> [What is needed]:
Identify all lines in the data containing the string "SUBJECT". Copy them out.

> [Entries shown]:
* * * *

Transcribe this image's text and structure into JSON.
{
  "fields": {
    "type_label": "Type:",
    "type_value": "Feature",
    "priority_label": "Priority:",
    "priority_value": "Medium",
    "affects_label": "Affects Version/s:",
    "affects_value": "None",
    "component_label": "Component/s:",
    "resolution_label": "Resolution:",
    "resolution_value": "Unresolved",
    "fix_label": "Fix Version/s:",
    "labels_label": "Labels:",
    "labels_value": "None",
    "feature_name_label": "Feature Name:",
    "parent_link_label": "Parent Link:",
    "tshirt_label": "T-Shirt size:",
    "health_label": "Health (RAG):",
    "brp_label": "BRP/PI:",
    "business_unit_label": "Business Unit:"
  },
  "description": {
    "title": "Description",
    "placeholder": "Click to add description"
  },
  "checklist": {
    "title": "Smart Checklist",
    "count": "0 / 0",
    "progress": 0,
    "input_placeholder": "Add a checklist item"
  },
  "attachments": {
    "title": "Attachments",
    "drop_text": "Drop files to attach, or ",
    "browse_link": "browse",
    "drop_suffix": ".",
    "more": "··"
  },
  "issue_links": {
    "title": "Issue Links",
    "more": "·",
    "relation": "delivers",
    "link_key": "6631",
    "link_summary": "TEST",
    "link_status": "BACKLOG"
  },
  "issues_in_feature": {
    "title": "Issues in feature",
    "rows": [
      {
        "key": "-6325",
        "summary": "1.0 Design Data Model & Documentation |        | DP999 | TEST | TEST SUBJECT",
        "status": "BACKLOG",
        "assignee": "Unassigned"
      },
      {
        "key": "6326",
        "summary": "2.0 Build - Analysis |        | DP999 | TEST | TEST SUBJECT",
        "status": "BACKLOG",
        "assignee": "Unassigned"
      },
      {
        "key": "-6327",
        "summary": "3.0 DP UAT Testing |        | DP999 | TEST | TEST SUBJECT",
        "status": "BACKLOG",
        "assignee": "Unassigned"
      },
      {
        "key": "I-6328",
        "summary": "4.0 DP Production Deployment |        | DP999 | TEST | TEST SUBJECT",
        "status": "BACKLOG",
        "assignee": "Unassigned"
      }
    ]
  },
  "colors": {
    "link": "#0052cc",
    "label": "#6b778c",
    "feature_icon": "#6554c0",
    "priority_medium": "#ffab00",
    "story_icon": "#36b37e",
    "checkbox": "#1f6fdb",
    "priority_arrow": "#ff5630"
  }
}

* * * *

> [Task response]:
        "summary": "1.0 Design Data Model & Documentation |        | DP999 | TEST | TEST SUBJECT",
        "summary": "2.0 Build - Analysis |        | DP999 | TEST | TEST SUBJECT",
        "summary": "3.0 DP UAT Testing |        | DP999 | TEST | TEST SUBJECT",
        "summary": "4.0 DP Production Deployment |        | DP999 | TEST | TEST SUBJECT",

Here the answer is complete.